Sorry, we don’t make the rules. Dads are problematic AF, and the sooner you know it, the better. 

This prognosis-of-sorts comes out of a new paper titled "If looks could heal: Child health and parental investment" published in the Journal of Health Economics. Solomon Polachek, distinguished Research Professor of Economics at Binghamton University, SUNY — yes, that’s his title – and Marlon Tracey, Professor of Business Administration at Southern Illinois University, looked at data from the Fragile Families and Child Wellbeing (FFCW) study, which examined the health of children living in 715 single mother households in the U.S.

They found that nonresident fathers — although we'd call them deadbeat dads — spent an average of 2.5 more days per month with their babies, if they resembled them, compared to feckless fathers who couldn't identify a likeness in their offspring. And the babies who look like pop were found to be healthier by the time they turned one year old. 

It makes sense from a biological standpoint. “Those fathers that perceive the baby’s resemblance to them are more certain the baby is theirs, and thus spend more time with the baby,” Dr. Polachek explained in the release. 
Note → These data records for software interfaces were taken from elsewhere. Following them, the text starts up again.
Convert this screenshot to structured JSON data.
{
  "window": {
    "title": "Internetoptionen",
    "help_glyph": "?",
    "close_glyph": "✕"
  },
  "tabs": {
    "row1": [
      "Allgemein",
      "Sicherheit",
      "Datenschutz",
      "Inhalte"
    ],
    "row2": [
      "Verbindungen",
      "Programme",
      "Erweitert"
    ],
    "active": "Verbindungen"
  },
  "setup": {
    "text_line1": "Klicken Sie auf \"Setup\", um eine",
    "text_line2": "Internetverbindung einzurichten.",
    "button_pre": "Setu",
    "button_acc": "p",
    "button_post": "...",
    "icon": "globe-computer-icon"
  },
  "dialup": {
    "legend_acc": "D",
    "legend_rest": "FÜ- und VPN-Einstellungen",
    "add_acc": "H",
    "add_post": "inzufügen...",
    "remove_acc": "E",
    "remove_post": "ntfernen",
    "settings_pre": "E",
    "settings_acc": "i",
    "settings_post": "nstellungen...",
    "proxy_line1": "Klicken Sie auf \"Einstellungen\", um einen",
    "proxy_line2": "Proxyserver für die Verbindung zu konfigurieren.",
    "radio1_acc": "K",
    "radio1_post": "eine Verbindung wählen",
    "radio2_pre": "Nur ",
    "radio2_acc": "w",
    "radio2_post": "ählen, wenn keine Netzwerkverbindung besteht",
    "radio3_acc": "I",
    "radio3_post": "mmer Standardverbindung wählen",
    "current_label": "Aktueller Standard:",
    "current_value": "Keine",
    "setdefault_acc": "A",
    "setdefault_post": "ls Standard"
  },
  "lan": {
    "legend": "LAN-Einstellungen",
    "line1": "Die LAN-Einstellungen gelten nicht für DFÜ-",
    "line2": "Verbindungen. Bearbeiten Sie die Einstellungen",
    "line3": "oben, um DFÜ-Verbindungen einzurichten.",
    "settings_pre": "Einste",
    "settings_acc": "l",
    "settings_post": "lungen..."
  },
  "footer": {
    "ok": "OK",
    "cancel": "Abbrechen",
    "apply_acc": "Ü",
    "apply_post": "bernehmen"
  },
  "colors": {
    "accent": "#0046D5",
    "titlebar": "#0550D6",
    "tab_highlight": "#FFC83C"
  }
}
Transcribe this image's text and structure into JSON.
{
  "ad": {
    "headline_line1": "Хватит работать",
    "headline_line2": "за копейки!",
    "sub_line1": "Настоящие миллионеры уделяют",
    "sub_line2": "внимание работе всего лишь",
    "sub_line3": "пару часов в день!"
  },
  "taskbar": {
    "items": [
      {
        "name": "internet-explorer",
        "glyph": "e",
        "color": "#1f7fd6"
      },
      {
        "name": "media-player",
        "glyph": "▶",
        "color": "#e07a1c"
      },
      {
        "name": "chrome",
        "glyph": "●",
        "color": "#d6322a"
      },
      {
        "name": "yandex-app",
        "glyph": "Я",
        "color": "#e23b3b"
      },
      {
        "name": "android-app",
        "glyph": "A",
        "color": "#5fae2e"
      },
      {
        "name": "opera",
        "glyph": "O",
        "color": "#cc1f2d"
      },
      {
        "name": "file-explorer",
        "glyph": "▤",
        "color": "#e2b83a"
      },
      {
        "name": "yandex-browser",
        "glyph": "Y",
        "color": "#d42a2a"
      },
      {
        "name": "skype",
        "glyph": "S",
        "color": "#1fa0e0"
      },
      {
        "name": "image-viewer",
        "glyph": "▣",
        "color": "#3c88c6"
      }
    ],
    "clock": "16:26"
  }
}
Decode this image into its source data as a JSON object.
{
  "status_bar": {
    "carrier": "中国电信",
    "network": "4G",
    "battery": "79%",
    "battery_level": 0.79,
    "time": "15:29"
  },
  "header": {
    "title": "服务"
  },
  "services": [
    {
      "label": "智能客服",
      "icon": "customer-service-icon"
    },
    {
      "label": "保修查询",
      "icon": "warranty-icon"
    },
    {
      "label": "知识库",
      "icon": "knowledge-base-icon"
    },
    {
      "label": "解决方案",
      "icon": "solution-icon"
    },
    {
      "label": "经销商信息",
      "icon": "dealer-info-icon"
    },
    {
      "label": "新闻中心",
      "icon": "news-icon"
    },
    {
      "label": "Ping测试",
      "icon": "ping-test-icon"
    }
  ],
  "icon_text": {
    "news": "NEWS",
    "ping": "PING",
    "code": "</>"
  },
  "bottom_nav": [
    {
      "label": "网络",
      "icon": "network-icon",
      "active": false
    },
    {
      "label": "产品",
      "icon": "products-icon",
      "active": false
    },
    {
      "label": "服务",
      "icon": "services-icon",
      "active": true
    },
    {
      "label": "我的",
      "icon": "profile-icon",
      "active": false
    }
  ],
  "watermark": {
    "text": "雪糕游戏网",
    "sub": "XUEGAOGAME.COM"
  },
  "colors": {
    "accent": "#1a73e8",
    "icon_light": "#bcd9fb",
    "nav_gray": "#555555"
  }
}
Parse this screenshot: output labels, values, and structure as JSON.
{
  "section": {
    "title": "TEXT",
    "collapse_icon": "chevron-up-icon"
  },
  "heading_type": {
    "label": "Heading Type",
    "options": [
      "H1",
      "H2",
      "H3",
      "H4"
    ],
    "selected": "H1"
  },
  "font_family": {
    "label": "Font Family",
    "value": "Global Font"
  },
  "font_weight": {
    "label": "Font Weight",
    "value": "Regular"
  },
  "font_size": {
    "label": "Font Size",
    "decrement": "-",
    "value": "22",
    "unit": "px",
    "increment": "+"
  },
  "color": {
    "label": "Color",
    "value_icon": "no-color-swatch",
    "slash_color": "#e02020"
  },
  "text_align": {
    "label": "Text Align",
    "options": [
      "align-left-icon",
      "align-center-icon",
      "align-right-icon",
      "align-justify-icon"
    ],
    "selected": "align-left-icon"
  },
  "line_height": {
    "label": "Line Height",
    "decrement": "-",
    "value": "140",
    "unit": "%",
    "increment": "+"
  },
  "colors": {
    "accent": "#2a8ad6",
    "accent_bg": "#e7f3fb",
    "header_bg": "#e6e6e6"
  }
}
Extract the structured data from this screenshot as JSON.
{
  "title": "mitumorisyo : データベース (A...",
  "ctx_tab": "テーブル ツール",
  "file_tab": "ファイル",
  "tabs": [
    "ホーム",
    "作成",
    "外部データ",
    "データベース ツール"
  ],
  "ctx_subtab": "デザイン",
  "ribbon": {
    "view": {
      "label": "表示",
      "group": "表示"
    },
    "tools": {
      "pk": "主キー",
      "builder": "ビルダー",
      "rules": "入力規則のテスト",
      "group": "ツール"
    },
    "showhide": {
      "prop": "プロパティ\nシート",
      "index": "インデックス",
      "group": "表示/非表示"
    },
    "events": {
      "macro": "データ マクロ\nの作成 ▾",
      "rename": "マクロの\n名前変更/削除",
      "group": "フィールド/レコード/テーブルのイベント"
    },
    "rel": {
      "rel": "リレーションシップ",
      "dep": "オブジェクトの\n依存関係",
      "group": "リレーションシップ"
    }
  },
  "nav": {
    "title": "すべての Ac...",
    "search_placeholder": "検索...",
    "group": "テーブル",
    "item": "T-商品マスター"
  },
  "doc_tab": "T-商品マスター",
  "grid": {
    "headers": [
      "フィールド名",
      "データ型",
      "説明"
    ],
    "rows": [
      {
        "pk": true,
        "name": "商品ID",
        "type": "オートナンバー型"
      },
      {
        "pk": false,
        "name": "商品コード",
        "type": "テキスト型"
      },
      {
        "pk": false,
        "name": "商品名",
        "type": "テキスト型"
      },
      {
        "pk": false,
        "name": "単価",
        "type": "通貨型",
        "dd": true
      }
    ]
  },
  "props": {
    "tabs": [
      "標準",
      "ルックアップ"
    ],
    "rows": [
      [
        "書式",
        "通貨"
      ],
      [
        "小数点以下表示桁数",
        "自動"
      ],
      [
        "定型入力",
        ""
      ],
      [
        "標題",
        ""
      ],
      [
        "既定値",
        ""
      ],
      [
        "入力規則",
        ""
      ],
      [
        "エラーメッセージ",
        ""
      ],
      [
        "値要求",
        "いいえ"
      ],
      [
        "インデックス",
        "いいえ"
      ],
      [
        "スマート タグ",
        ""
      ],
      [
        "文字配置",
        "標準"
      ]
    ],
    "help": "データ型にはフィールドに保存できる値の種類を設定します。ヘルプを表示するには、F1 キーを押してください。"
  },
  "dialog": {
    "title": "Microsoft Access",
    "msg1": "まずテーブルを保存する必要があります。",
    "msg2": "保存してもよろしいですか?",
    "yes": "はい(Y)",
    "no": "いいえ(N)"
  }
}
“The main explanation is that frequent father visits allow for greater parental time for care-giving and supervision, and for information gathering about child health and economic needs,” said Tracey. 

What can we do for the babies that aren’t so lucky to attract the attention of their distant dads? Tracey and Polachek said the study supports policies, such as parenting classes, health education and job training, that would encourage these distant dads to spend more time with their kids. Let’s hope so, for the sake of these kids’ wellbeing.